Robertson scored a shorthanded goal in the scrimmage and was a force on the forecheck, but afterwards Keefe did his best to slow the hype train.

"I know you guys want to make the story about Nick but that's not the story of the day for me," the coach said. "Every experience we can get for Nick is a positive one and if something breaks free and really starts to come together than that's a positive for both he and us, but we're just really focused on getting our team ready."

Keefe indicated there will likely be a different look on that line for Sunday's scrimmage.

Robertson, who scored 55 goals in 46 games with the Peterborough Petes, skated in Toronto’s reserve group in Friday’s practice.


During the season pause, Mitch Marner made an appearance on the Connor Carrick Podcast telling his former teammate that "the award that would be really cool to be acknowledged for is the Selke."

The 2019-20 nominees for the Selke Trophy, given to the league's top defensive forward, will be unveiled on Monday. Marner was asked how close he feels to being in the conversation. 

"No idea," he said. "At the start of the season you just put goals in your mind to try and do, but at the same time when you're playing hockey you don't think about them too much."

"He tried really hard when he was a bit younger to really grow that area of his game and he's done an outstanding job," said defenceman Morgan Rielly. "He understands the importance of it and has worked really hard to improve it and it's obvious with how he plays in our end. He takes that very seriously."

As he looks to take another step in that department, Marner has been keeping a close eye on St. Louis Blues centre and reigning Selke winner Ryan O'Reilly

"I got the chance to play with him at the Worlds and see how professional he is on the ice, at practice and everything like that," Marner said. "He doesn’t get as much love as he should. He's a guy that every single night plays his heart out. He plays every aspect of the game right. He plays power play, penalty kill, if you need a goal or need to stop a goal from going in, he's always on the ice to do any of those things. That's the guy I really enjoy watching."

Marner points out that centres are often viewed as the top defensive forwards so in the future he wants to put himself in a position to be trusted to take face-offs while continuing to fine tune his play around the net.

The 23-year-old is also determined to help the Leafs penalty kill get better. Toronto's unit was absolutely torched by the Boston Bruins in the last two playoffs.
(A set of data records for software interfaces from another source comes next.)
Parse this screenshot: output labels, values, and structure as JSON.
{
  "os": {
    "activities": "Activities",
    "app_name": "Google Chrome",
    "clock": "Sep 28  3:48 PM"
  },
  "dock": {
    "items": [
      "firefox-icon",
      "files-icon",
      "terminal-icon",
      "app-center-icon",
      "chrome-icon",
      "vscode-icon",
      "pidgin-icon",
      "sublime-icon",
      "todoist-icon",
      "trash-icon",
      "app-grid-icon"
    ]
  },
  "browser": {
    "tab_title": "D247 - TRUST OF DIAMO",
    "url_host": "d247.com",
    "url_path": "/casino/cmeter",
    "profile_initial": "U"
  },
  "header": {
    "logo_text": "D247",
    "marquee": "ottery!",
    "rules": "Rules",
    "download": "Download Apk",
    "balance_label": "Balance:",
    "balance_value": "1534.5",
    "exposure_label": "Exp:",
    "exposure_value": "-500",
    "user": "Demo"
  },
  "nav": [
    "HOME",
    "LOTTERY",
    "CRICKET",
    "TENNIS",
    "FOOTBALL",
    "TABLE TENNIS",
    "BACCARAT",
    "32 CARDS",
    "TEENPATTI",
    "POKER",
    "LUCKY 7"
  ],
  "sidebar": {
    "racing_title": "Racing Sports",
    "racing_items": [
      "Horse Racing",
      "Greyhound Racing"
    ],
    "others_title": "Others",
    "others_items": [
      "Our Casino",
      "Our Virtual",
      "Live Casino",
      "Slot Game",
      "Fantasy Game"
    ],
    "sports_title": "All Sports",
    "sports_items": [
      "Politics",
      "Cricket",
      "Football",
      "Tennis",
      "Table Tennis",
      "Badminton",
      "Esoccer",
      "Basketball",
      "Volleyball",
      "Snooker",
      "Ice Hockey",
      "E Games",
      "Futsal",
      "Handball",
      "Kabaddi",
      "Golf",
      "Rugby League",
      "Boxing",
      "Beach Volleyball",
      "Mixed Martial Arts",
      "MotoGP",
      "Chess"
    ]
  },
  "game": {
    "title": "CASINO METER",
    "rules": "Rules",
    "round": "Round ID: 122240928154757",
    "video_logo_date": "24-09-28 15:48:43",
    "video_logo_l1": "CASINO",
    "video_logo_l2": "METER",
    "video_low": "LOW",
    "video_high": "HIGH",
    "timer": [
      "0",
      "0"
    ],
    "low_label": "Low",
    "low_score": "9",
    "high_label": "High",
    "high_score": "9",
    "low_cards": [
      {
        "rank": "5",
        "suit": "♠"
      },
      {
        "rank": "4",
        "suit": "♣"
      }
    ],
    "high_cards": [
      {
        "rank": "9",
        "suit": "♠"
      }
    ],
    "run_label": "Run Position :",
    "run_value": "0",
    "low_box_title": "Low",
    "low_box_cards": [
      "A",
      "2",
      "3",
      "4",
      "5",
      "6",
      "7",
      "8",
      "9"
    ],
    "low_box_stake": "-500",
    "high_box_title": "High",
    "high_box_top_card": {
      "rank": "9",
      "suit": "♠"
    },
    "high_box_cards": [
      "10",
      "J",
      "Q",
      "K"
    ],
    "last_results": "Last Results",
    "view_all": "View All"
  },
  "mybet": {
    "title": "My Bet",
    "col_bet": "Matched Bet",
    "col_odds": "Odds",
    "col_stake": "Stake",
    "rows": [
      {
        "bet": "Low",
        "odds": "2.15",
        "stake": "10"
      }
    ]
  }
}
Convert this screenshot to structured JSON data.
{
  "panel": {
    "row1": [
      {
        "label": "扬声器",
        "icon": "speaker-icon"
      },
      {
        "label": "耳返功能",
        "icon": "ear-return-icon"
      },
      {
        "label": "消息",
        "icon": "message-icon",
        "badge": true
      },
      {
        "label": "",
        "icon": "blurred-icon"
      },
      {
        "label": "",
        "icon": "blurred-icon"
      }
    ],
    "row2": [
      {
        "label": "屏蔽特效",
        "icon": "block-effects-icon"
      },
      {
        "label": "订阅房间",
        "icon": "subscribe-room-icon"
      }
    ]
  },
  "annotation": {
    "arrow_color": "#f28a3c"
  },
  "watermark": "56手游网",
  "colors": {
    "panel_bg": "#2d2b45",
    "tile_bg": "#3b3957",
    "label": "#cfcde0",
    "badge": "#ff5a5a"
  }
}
"We got to talk more coming into our zone," said Marner, who is on Toronto's top PK unit alongside Hyman. "When get a chance to jump pucks we got to go at people fast, make people feel uncomfortable on the power play and when we do get those opportunities to get outs we got to be talking to each other and figuring the best way out. And also keeping the shifts short and keeping everyone fresh on the ice. The best penalty kill is when you're fresh and able to go 100 per cent the whole time."

During the regular season, Toronto's kill rate was 77.7 per cent, which ranked 21st in the NHL.


Lines in Leafs scrimmage:
BOLD = Participated in main practice session

Goals: Nylander (2), Matthews, Malgin, Tavares, Robertson

Nylander - Matthews -Robertson

Mikheyev - Tavares - Marner

Agostino - Brooks - Malgin

Dermott - Barrie

Sandin - Marincin

Kivihalme - Hollowell


Goals: Spezza, Kerfoot

Engvall - Kerfoot - Kapanen

Clifford - Gauthier - Spezza

Korshkov - Petan - Gaudet

Rielly - Ceci

Muzzin - Holl



Series tied 1-1, Game 3 on Sunday